It was almost a year ago, during our tour of Berlin, that we first encountered Harry Domela, one of Weimar Germany’s most notorious figures.
Harry Domela, a Baltic German, serves as a child soldier after World War One. Adrift in Berlin following the break-up of his battalion, Domela is arrested for stealing silver spoons, a symbolic act for one about to appropriate privileged identities. Denied a German passport, he uses assumed names – often aristocratic – to disguise his stateless, undocumented status. This leads some “fellow” nobles to conclude that he is in fact Prince Wilhelm, grandson of the last kaiser, travelling incognito. Domela plays along with this illusion, although he doesn’t have long to live it up as a putative royal before he is arrested.
In jail he writes his account of the episode, Der falsche Prinz (“The sham prince”), which is issued by the Malik publishing house owned by Dadaist Wieland Herzfelde. It becomes a popular and critical success, with Thomas Mann among its illustrious supporters; indeed it appears likely that the protagonist of Mann’s unfinished novel Confessions of Felix Krull, Confidence Man shares some traits with Domela. Meanwhile Domela plays himself in a 1927 film adaptation of the book, and in 1929 he is showing it in a back-street cinema in the working class Berlin district of Moabit, which is where we found him.
A 2010 book entitled “Nennen Sie mich einfach Prinz” (“Just call me Prince”), by Jens Kirsten, picks up the rest of the story, with valuable new research into the last few decades of Domela’s life which have long been wreathed in mystery.
Through lawyers’ fees, his own profligacy and the bad luck which dogged his every step, Domela quickly burnt through his new-found wealth. A further book which covered the aftermath of his princely escapade was written but never published. Gay and left-wing, Domela lived out the latter identity, at least, in public. He appeared at Communist rallies although the party, kept on a tight leash by its Soviet sponsors, was wary of the “loose cannon” Domela. He left Germany in either 1932 or 1933 under the name “Victor Szakja”, eventually landing in Amsterdam where he met left-wing Dutch writer Jef Last. In 1936, Last introduced Domela to André Gide, who would prove an invaluable ally. The French writer “stayed up all night discussing Nietzsche and Hölderlin with him” (and if that isn’t a euphemism I think we should make it one).
In that same pivotal year of 1936, Gide and Last visited Moscow, and although they were warmly welcomed, viewing the realities of Stalinist Russia soured both of them to Communism. That year also marked the start of the Spanish Civil War to which both Last and Domela, committed anti-fascists, were immediately drawn.
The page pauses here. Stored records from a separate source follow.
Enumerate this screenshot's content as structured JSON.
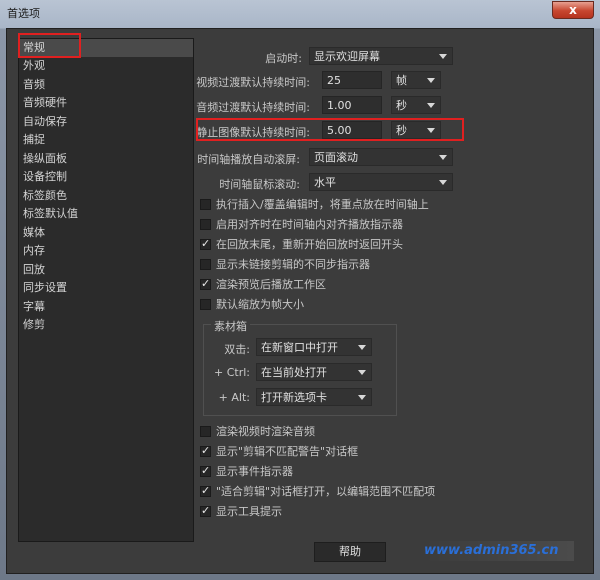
{
  "window": {
    "title": "首选项",
    "close_label": "x"
  },
  "sidebar": {
    "items": [
      {
        "label": "常规",
        "selected": true
      },
      {
        "label": "外观"
      },
      {
        "label": "音频"
      },
      {
        "label": "音频硬件"
      },
      {
        "label": "自动保存"
      },
      {
        "label": "捕捉"
      },
      {
        "label": "操纵面板"
      },
      {
        "label": "设备控制"
      },
      {
        "label": "标签颜色"
      },
      {
        "label": "标签默认值"
      },
      {
        "label": "媒体"
      },
      {
        "label": "内存"
      },
      {
        "label": "回放"
      },
      {
        "label": "同步设置"
      },
      {
        "label": "字幕"
      },
      {
        "label": "修剪"
      }
    ]
  },
  "general": {
    "startup_label": "启动时:",
    "startup_value": "显示欢迎屏幕",
    "video_transition_label": "视频过渡默认持续时间:",
    "video_transition_value": "25",
    "video_transition_unit": "帧",
    "audio_transition_label": "音频过渡默认持续时间:",
    "audio_transition_value": "1.00",
    "audio_transition_unit": "秒",
    "still_image_label": "静止图像默认持续时间:",
    "still_image_value": "5.00",
    "still_image_unit": "秒",
    "timeline_scroll_label": "时间轴播放自动滚屏:",
    "timeline_scroll_value": "页面滚动",
    "mouse_scroll_label": "时间轴鼠标滚动:",
    "mouse_scroll_value": "水平"
  },
  "checkboxes": [
    {
      "label": "执行插入/覆盖编辑时，将重点放在时间轴上",
      "checked": false
    },
    {
      "label": "启用对齐时在时间轴内对齐播放指示器",
      "checked": false
    },
    {
      "label": "在回放末尾，重新开始回放时返回开头",
      "checked": true
    },
    {
      "label": "显示未链接剪辑的不同步指示器",
      "checked": false
    },
    {
      "label": "渲染预览后播放工作区",
      "checked": true
    },
    {
      "label": "默认缩放为帧大小",
      "checked": false
    }
  ],
  "bin": {
    "title": "素材箱",
    "double_click_label": "双击:",
    "double_click_value": "在新窗口中打开",
    "ctrl_label": "+ Ctrl:",
    "ctrl_value": "在当前处打开",
    "alt_label": "+ Alt:",
    "alt_value": "打开新选项卡"
  },
  "checkboxes2": [
    {
      "label": "渲染视频时渲染音频",
      "checked": false
    },
    {
      "label": "显示\"剪辑不匹配警告\"对话框",
      "checked": true
    },
    {
      "label": "显示事件指示器",
      "checked": true
    },
    {
      "label": "\"适合剪辑\"对话框打开，以编辑范围不匹配项",
      "checked": true
    },
    {
      "label": "显示工具提示",
      "checked": true
    }
  ],
  "footer": {
    "help_label": "帮助",
    "watermark": "www.admin365.cn"
  },
  "colors": {
    "highlight": "#e02020",
    "watermark": "#2a6fd8"
  }
}
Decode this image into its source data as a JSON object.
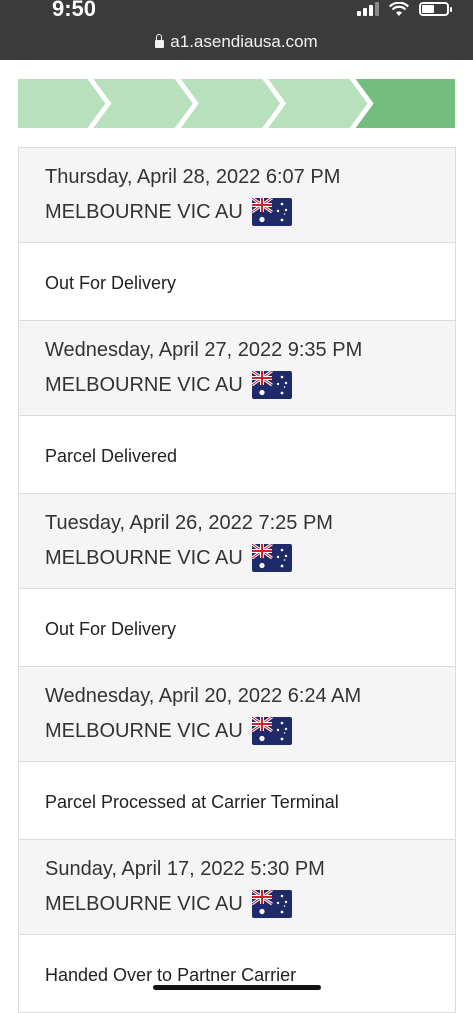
{
  "status_bar": {
    "time": "9:50",
    "url": "a1.asendiausa.com"
  },
  "progress": {
    "total_steps": 5,
    "completed_steps": 5,
    "current_step": 5,
    "colors": {
      "done": "#b8e0bd",
      "current": "#73bd7f"
    }
  },
  "events": [
    {
      "date": "Thursday, April 28, 2022 6:07 PM",
      "location": "MELBOURNE VIC AU",
      "status": "Out For Delivery"
    },
    {
      "date": "Wednesday, April 27, 2022 9:35 PM",
      "location": "MELBOURNE VIC AU",
      "status": "Parcel Delivered"
    },
    {
      "date": "Tuesday, April 26, 2022 7:25 PM",
      "location": "MELBOURNE VIC AU",
      "status": "Out For Delivery"
    },
    {
      "date": "Wednesday, April 20, 2022 6:24 AM",
      "location": "MELBOURNE VIC AU",
      "status": "Parcel Processed at Carrier Terminal"
    },
    {
      "date": "Sunday, April 17, 2022 5:30 PM",
      "location": "MELBOURNE VIC AU",
      "status": "Handed Over to Partner Carrier"
    }
  ],
  "icons": {
    "flag": "australia-flag-icon",
    "lock": "lock-icon"
  }
}
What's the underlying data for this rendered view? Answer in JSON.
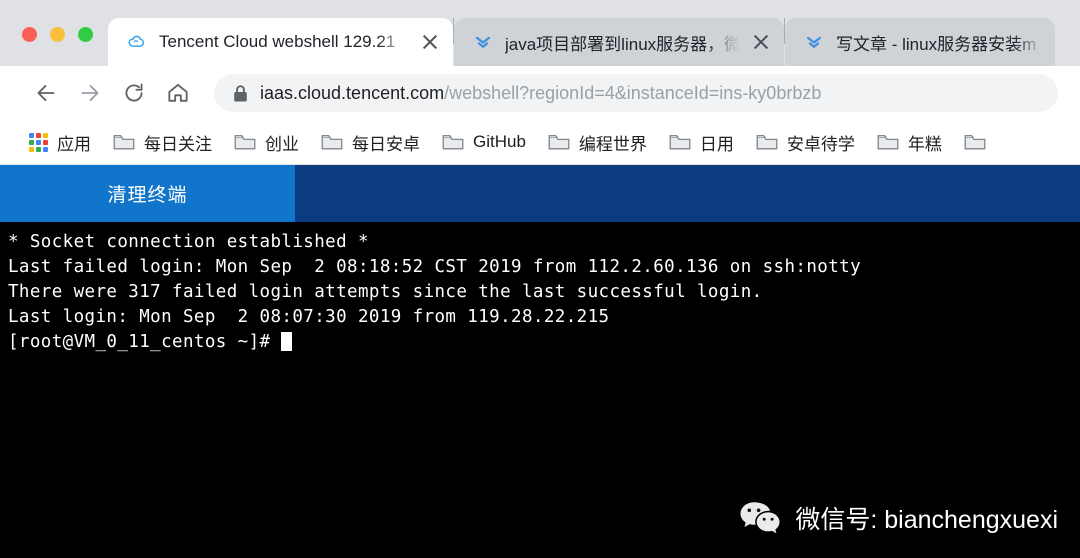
{
  "window": {
    "traffic_lights": [
      {
        "name": "close",
        "color": "#fa5e55"
      },
      {
        "name": "minimize",
        "color": "#fbbf3e"
      },
      {
        "name": "maximize",
        "color": "#2fcc44"
      }
    ]
  },
  "tabs": [
    {
      "title": "Tencent Cloud webshell 129.21",
      "favicon": "tencent-cloud-icon",
      "active": true,
      "closable": true
    },
    {
      "title": "java项目部署到linux服务器，微信",
      "favicon": "chevrons-down-icon",
      "active": false,
      "closable": true
    },
    {
      "title": "写文章 - linux服务器安装m",
      "favicon": "chevrons-down-icon",
      "active": false,
      "closable": false
    }
  ],
  "toolbar": {
    "back_icon": "back-arrow-icon",
    "forward_icon": "forward-arrow-icon",
    "reload_icon": "reload-icon",
    "home_icon": "home-icon",
    "lock_icon": "lock-icon",
    "url_host": "iaas.cloud.tencent.com",
    "url_path": "/webshell?regionId=4&instanceId=ins-ky0brbzb",
    "url_full": "iaas.cloud.tencent.com/webshell?regionId=4&instanceId=ins-ky0brbzb"
  },
  "bookmarks": [
    {
      "label": "应用",
      "icon": "apps-grid-icon"
    },
    {
      "label": "每日关注",
      "icon": "folder-icon"
    },
    {
      "label": "创业",
      "icon": "folder-icon"
    },
    {
      "label": "每日安卓",
      "icon": "folder-icon"
    },
    {
      "label": "GitHub",
      "icon": "folder-icon"
    },
    {
      "label": "编程世界",
      "icon": "folder-icon"
    },
    {
      "label": "日用",
      "icon": "folder-icon"
    },
    {
      "label": "安卓待学",
      "icon": "folder-icon"
    },
    {
      "label": "年糕",
      "icon": "folder-icon"
    },
    {
      "label": "",
      "icon": "folder-icon"
    }
  ],
  "webshell_bar": {
    "clear_terminal_label": "清理终端",
    "left_color": "#1275cc",
    "right_color": "#0b3c80"
  },
  "terminal": {
    "background": "#000000",
    "foreground": "#ffffff",
    "lines": [
      "* Socket connection established *",
      "Last failed login: Mon Sep  2 08:18:52 CST 2019 from 112.2.60.136 on ssh:notty",
      "There were 317 failed login attempts since the last successful login.",
      "Last login: Mon Sep  2 08:07:30 2019 from 119.28.22.215"
    ],
    "prompt": "[root@VM_0_11_centos ~]#",
    "cursor_visible": true
  },
  "watermark": {
    "icon": "wechat-icon",
    "text": "微信号: bianchengxuexi"
  }
}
Through the intervention of Gide and André Malraux, Domela and Last were accepted into a Spanish Republican regiment (rather than the International Brigades, which welcomed the likes of George Orwell, Laurie Lee and Stephen Spender). Domela’s military experience made him a valued strategist, although Last’s superior Spanish skills meant he never got his due.
Naturally returning to a Germany then firmly in the grip of the Nazis wasn’t an option for Domela. Having caught malaria in Spain, he travelled to France in January 1939, where a recurring pattern of internment and deprivation was set. He was detained in a camp until his guardian angel Gide once again used his influence to get him out. Making his way to Belgium, Domela lived in desperate poverty before returning to the South of France, where he was yet again interned, spending one and a half years in a camp. In 1942 Gide managed to obtain a Mexican visa for Domela and he left Europe, never to return.
En route to South America Domela was detained as an enemy alien by the British in Jamaica, and with no Gide to fight his case he was simply forgotten. Finally released two-and-a-half years later, he made his way to Cuba, where he was involved in a serious traffic accident and attempted to take his own life. “But even there I had no luck,” as he wrote to Jef Last.
The close of World War Two found Domela in Venezuela, the left-wing agitator finding work in a Coca-Cola factory of all places. Finally he settled into a new career as an art teacher in Maracaibo, still living under an assumed name. It was a vocation for which he had natural talent but no formal training. In the 1960s, history repeated itself as those around Domela once more put two and two together, and once more came up with five, conjecturing that he was, in fact, one of the numerous Nazis who took refuge in South America after World War Two. But he lapsed back into anonymity, and his life resumed its solitary, haunted progress.
Although simple bad luck was ever-present in Domela’s life, aggravated by his own lapses in judgment, his defining tragedy was his stateless status. It determined everything: his pursuit of menial jobs which, though well beneath his abilities, were less likely to involve awkward questions about his identity. It was the reason he first assumed the aliases which led to the whole “sham prince” episode. It is the likely reason that he was never able to follow up his highly successful debut book. It turned him into a figure of suspicion and led to numerous years’ incarceration. And it shadowed him and darkened his days until the end of his life, which occurred on this day in 1979.